@SlovenianAlps is a bigger geographic area than Bled taking in a number of towns and villages in Gorenjska (Upper Carniola). It is popular during the summer but comes into its own as a winter destination. I have found it harder to build the community during the summer, but I have been able to research and plan a winter campaign to hand over to my successor.
Now, we are not talking about big numbers here. When I took over @BledSlovenia it had 555 followers. Next week it should reach 2500. @SlovenianAlps was in mid-double digits in June and should reach 1500 next week. I fully expect it to get to 3000 by the end of the winter. OK it’s not Coke or Justin Bieber, but compares well with others in the area such as @VisitLjubljana and @SloveniaInfo. [Incidentally if there was a paid advertising campaign (which we can’t do on Twitter in Slovenia – it is not a qualifying country), there would be 5 or 10 times more. But what I know for sure through personally building the community that the “Followers” are indeed interested and will participate when they want to. And I have got to know several hundred of them.]
I am gathering lots of information about good practice using Twitter which I hope to publish later. For example, afternoon is supposed to be the best time to Tweet. Well, if you have an international audience
speaking around 10 languages (English, French, Spanish, Serbian, Russian, Arabic, Croatian, Italian, German and oh Slovenian) using at least 4 scrips – Roman, Gregorian, Japanese and Arabic)
stretching from West coast USA to Japan
then there is no afternoon. (And you get to use Google Translate a lot!)
I can also confirm is content is king then the Image is an Idol.
This was just intended as a quick note – getting a bit long. But I shall add more to this another time.

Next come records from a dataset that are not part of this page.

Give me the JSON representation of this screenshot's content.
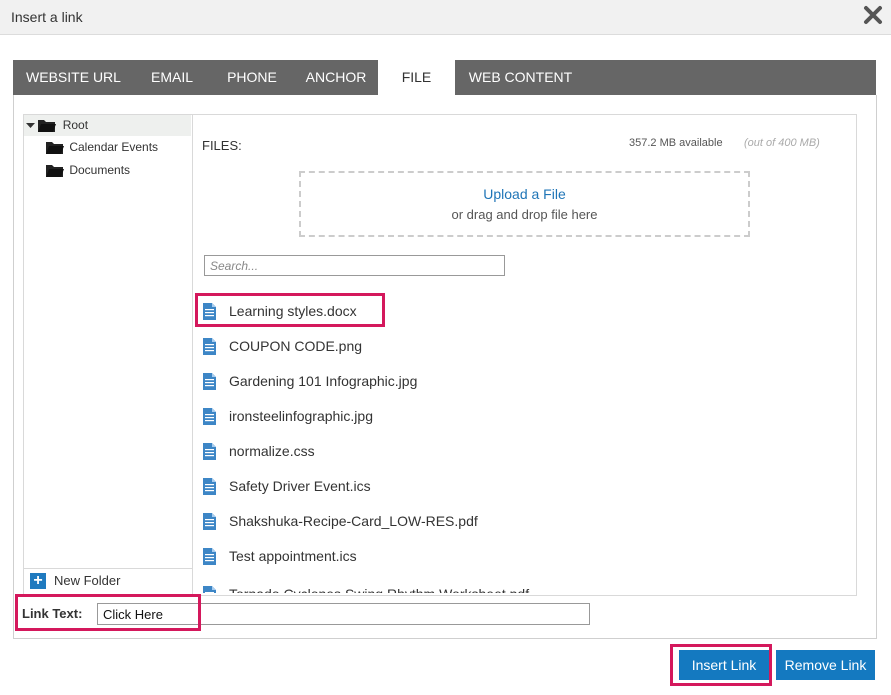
{
  "dialog": {
    "title": "Insert a link",
    "close_icon": "close-x-icon"
  },
  "tabs": [
    {
      "label": "WEBSITE URL",
      "active": false
    },
    {
      "label": "EMAIL",
      "active": false
    },
    {
      "label": "PHONE",
      "active": false
    },
    {
      "label": "ANCHOR",
      "active": false
    },
    {
      "label": "FILE",
      "active": true
    },
    {
      "label": "WEB CONTENT",
      "active": false
    }
  ],
  "folders": {
    "root": "Root",
    "children": [
      "Calendar Events",
      "Documents"
    ],
    "new_folder_label": "New Folder"
  },
  "files_panel": {
    "label": "FILES:",
    "available": "357.2 MB available",
    "out_of": "(out of 400 MB)",
    "upload_link": "Upload a File",
    "drag_hint": "or drag and drop file here",
    "search_placeholder": "Search...",
    "files": [
      "Learning styles.docx",
      "COUPON CODE.png",
      "Gardening 101 Infographic.jpg",
      "ironsteelinfographic.jpg",
      "normalize.css",
      "Safety Driver Event.ics",
      "Shakshuka-Recipe-Card_LOW-RES.pdf",
      "Test appointment.ics",
      "Tornado Cyclones Swing Rhythm Worksheet.pdf"
    ]
  },
  "link_text": {
    "label": "Link Text:",
    "value": "Click Here"
  },
  "buttons": {
    "insert": "Insert Link",
    "remove": "Remove Link"
  },
  "colors": {
    "accent": "#1479c0",
    "highlight": "#d4185c",
    "tabbar": "#666666"
  }
}
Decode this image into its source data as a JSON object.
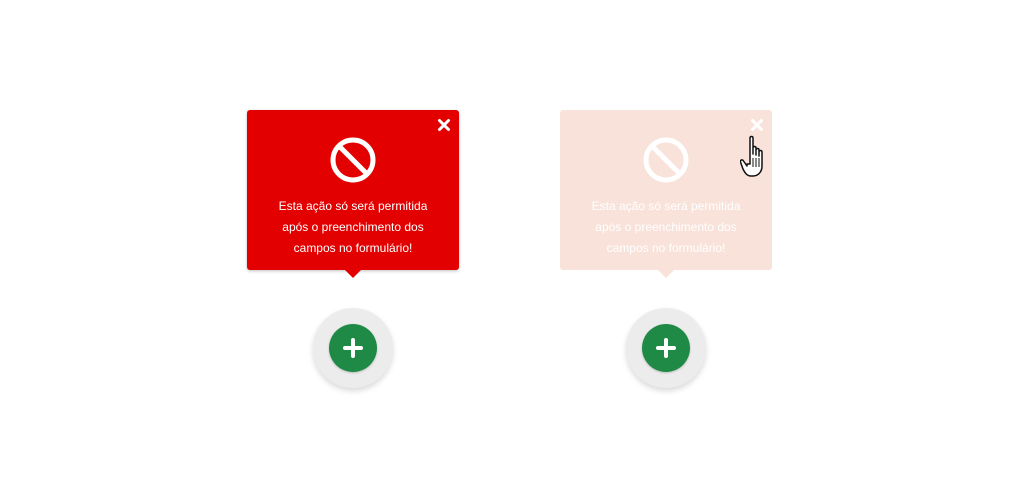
{
  "popups": [
    {
      "state": "active",
      "background": "#e30000",
      "icon": "prohibited-icon",
      "close_icon": "close-icon",
      "message_lines": [
        "Esta ação só será permitida",
        "após o preenchimento dos",
        "campos no formulário!"
      ]
    },
    {
      "state": "faded",
      "background": "#f8e2da",
      "icon": "prohibited-icon",
      "close_icon": "close-icon",
      "message_lines": [
        "Esta ação só será permitida",
        "após o preenchimento dos",
        "campos no formulário!"
      ]
    }
  ],
  "fab": {
    "icon": "plus-icon",
    "color": "#1f8a46",
    "ring_color": "#ececec"
  },
  "cursor": {
    "icon": "hand-pointer-icon"
  }
}
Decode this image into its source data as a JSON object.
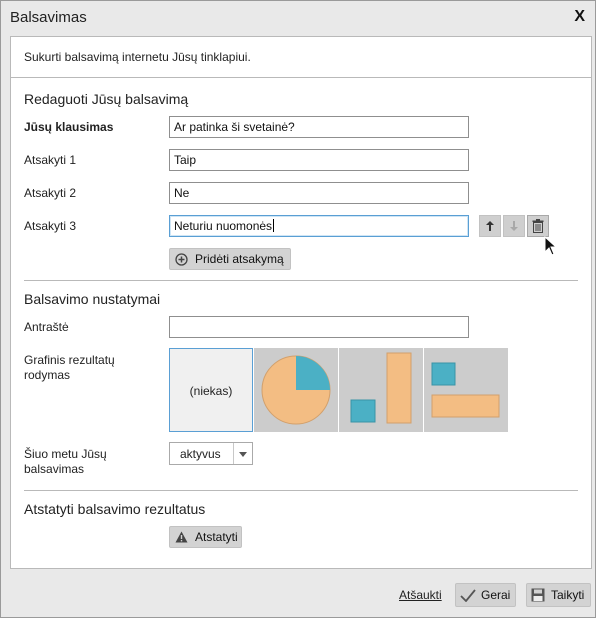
{
  "dialog": {
    "title": "Balsavimas",
    "close_label": "X"
  },
  "intro_text": "Sukurti balsavimą internetu Jūsų tinklapiui.",
  "edit_section": {
    "title": "Redaguoti Jūsų balsavimą",
    "question_label": "Jūsų klausimas",
    "question_value": "Ar patinka ši svetainė?",
    "answers": [
      {
        "label": "Atsakyti 1",
        "value": "Taip"
      },
      {
        "label": "Atsakyti 2",
        "value": "Ne"
      },
      {
        "label": "Atsakyti 3",
        "value": "Neturiu nuomonės"
      }
    ],
    "add_answer_label": "Pridėti atsakymą"
  },
  "settings_section": {
    "title": "Balsavimo nustatymai",
    "heading_label": "Antraštė",
    "heading_value": "",
    "chart_label": "Grafinis rezultatų rodymas",
    "chart_none_label": "(niekas)",
    "chart_selected": "none",
    "status_label": "Šiuo metu Jūsų balsavimas",
    "status_value": "aktyvus"
  },
  "reset_section": {
    "title": "Atstatyti balsavimo rezultatus",
    "reset_label": "Atstatyti"
  },
  "footer": {
    "cancel_label": "Atšaukti",
    "ok_label": "Gerai",
    "apply_label": "Taikyti"
  },
  "colors": {
    "chart_blue": "#4bb0c5",
    "chart_orange": "#f3bd83",
    "selection_border": "#5a9fd4"
  }
}
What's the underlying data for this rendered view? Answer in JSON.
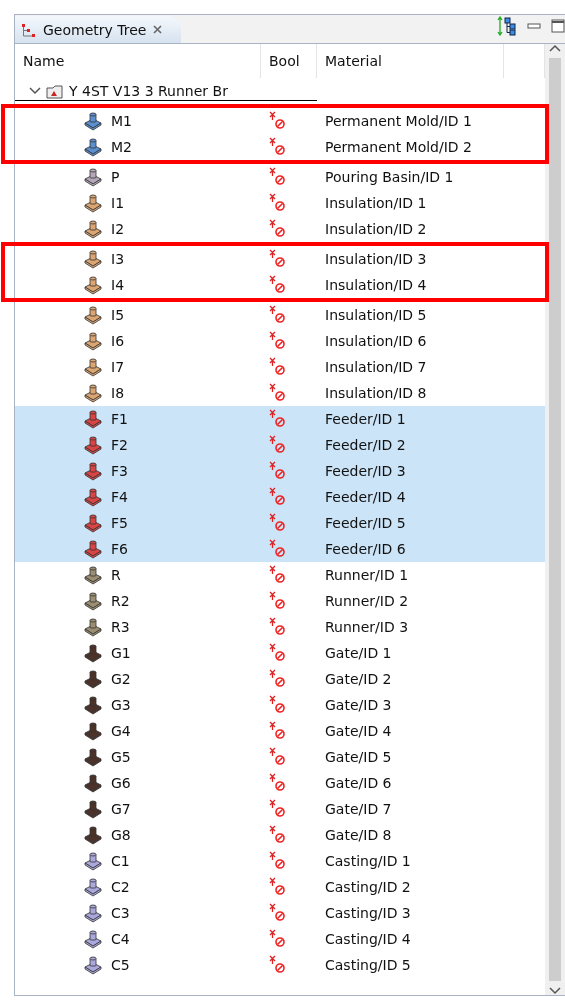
{
  "view": {
    "tab": {
      "title": "Geometry Tree",
      "selected": true
    }
  },
  "tree": {
    "columns": [
      "Name",
      "Bool",
      "Material"
    ],
    "root": {
      "name": "Y 4ST V13 3 Runner Br",
      "expanded": true,
      "children": [
        {
          "name": "M1",
          "material": "Permanent Mold/ID 1",
          "color": "#5b8fcf",
          "selected": false,
          "boxed": true
        },
        {
          "name": "M2",
          "material": "Permanent Mold/ID 2",
          "color": "#5b8fcf",
          "selected": false,
          "boxed": true
        },
        {
          "name": "P",
          "material": "Pouring Basin/ID 1",
          "color": "#b4a8b8",
          "selected": false,
          "boxed": false
        },
        {
          "name": "I1",
          "material": "Insulation/ID 1",
          "color": "#dca672",
          "selected": false,
          "boxed": false
        },
        {
          "name": "I2",
          "material": "Insulation/ID 2",
          "color": "#dca672",
          "selected": false,
          "boxed": false
        },
        {
          "name": "I3",
          "material": "Insulation/ID 3",
          "color": "#dca672",
          "selected": false,
          "boxed": true
        },
        {
          "name": "I4",
          "material": "Insulation/ID 4",
          "color": "#dca672",
          "selected": false,
          "boxed": true
        },
        {
          "name": "I5",
          "material": "Insulation/ID 5",
          "color": "#dca672",
          "selected": false,
          "boxed": false
        },
        {
          "name": "I6",
          "material": "Insulation/ID 6",
          "color": "#dca672",
          "selected": false,
          "boxed": false
        },
        {
          "name": "I7",
          "material": "Insulation/ID 7",
          "color": "#dca672",
          "selected": false,
          "boxed": false
        },
        {
          "name": "I8",
          "material": "Insulation/ID 8",
          "color": "#dca672",
          "selected": false,
          "boxed": false
        },
        {
          "name": "F1",
          "material": "Feeder/ID 1",
          "color": "#d94444",
          "selected": true,
          "boxed": false
        },
        {
          "name": "F2",
          "material": "Feeder/ID 2",
          "color": "#d94444",
          "selected": true,
          "boxed": false
        },
        {
          "name": "F3",
          "material": "Feeder/ID 3",
          "color": "#d94444",
          "selected": true,
          "boxed": false
        },
        {
          "name": "F4",
          "material": "Feeder/ID 4",
          "color": "#d94444",
          "selected": true,
          "boxed": false
        },
        {
          "name": "F5",
          "material": "Feeder/ID 5",
          "color": "#d94444",
          "selected": true,
          "boxed": false
        },
        {
          "name": "F6",
          "material": "Feeder/ID 6",
          "color": "#d94444",
          "selected": true,
          "boxed": false
        },
        {
          "name": "R",
          "material": "Runner/ID 1",
          "color": "#9c8e72",
          "selected": false,
          "boxed": false
        },
        {
          "name": "R2",
          "material": "Runner/ID 2",
          "color": "#9c8e72",
          "selected": false,
          "boxed": false
        },
        {
          "name": "R3",
          "material": "Runner/ID 3",
          "color": "#9c8e72",
          "selected": false,
          "boxed": false
        },
        {
          "name": "G1",
          "material": "Gate/ID 1",
          "color": "#4e3228",
          "selected": false,
          "boxed": false
        },
        {
          "name": "G2",
          "material": "Gate/ID 2",
          "color": "#4e3228",
          "selected": false,
          "boxed": false
        },
        {
          "name": "G3",
          "material": "Gate/ID 3",
          "color": "#4e3228",
          "selected": false,
          "boxed": false
        },
        {
          "name": "G4",
          "material": "Gate/ID 4",
          "color": "#4e3228",
          "selected": false,
          "boxed": false
        },
        {
          "name": "G5",
          "material": "Gate/ID 5",
          "color": "#4e3228",
          "selected": false,
          "boxed": false
        },
        {
          "name": "G6",
          "material": "Gate/ID 6",
          "color": "#4e3228",
          "selected": false,
          "boxed": false
        },
        {
          "name": "G7",
          "material": "Gate/ID 7",
          "color": "#4e3228",
          "selected": false,
          "boxed": false
        },
        {
          "name": "G8",
          "material": "Gate/ID 8",
          "color": "#4e3228",
          "selected": false,
          "boxed": false
        },
        {
          "name": "C1",
          "material": "Casting/ID 1",
          "color": "#aaa8dc",
          "selected": false,
          "boxed": false
        },
        {
          "name": "C2",
          "material": "Casting/ID 2",
          "color": "#aaa8dc",
          "selected": false,
          "boxed": false
        },
        {
          "name": "C3",
          "material": "Casting/ID 3",
          "color": "#aaa8dc",
          "selected": false,
          "boxed": false
        },
        {
          "name": "C4",
          "material": "Casting/ID 4",
          "color": "#aaa8dc",
          "selected": false,
          "boxed": false
        },
        {
          "name": "C5",
          "material": "Casting/ID 5",
          "color": "#aaa8dc",
          "selected": false,
          "boxed": false
        }
      ]
    }
  }
}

The question was “What can you say in 140 characters?”. In reality, you only have 93 characters. Not every tweet is perfect and tweets really should not be uniform, but …
A Tweet, well done has a Hashtag, Link (I use Bit.ly to help count clicks-through) and a photo. I schedule on Tweetdeck (Hootsuite is fine, I schedule RTs on Hootsuite. I must give Buffer another go. I was using it just after its release).
All the elements in place together will allow you only 93 characters. Choose them – and your link and your photo – carefully. And hone your editing skills.
This was the most inventive and memorable dinner I have had in many years. A good dinner is not just about sitting down and eating; it is about the whole experience and the company.
Dawn and I arrived a little early – no problem a cold glass of Slovenian Champagne with mint “from the garden” was our welcome as Dejan asked whether we preferred to sit inside or out. We were briefly tempted to sit inside the stunning 1878 Austro-Hungarian house on the edge of Lake Bled, but it was a warm sunny evening so we sat outside on the veranda overlooking the lake.
Miha the chef came out to talk to us about what he had been preparing. A proper conversation about food, ingredients, and source.
Dejan talks in detail about each wine on the list; there is an emphasis on Slovenia – a country which produces some excellent award winning wine, but like much else about Slovenia, not well known, or at least not known well enough. Miha came to the table at each course to tell us about what he had prepared. His ingredients included flowers and herbs from the hotel garden, and mushrooms from the surrounding forests. After the main course we invited both of them to join us for a glass of wine. We talked about food and dreams and ideas. This was a table for dreams and plans as the sun set behind the Slovenian Alps.
Dejan brought us a glass of the best desert wine I have ever had – I tend to avoid desert wines – and local pear brandy. I should have taken notes – I’ll have to go back to find out what they were.
Expensive? Not compared to any northern European city restaurant with such high standards of cooking, welcome, presentation.
By the end of the evening we were exchanging email addresses and links to Facebook pages and promising another visit. It can’t come soon enough.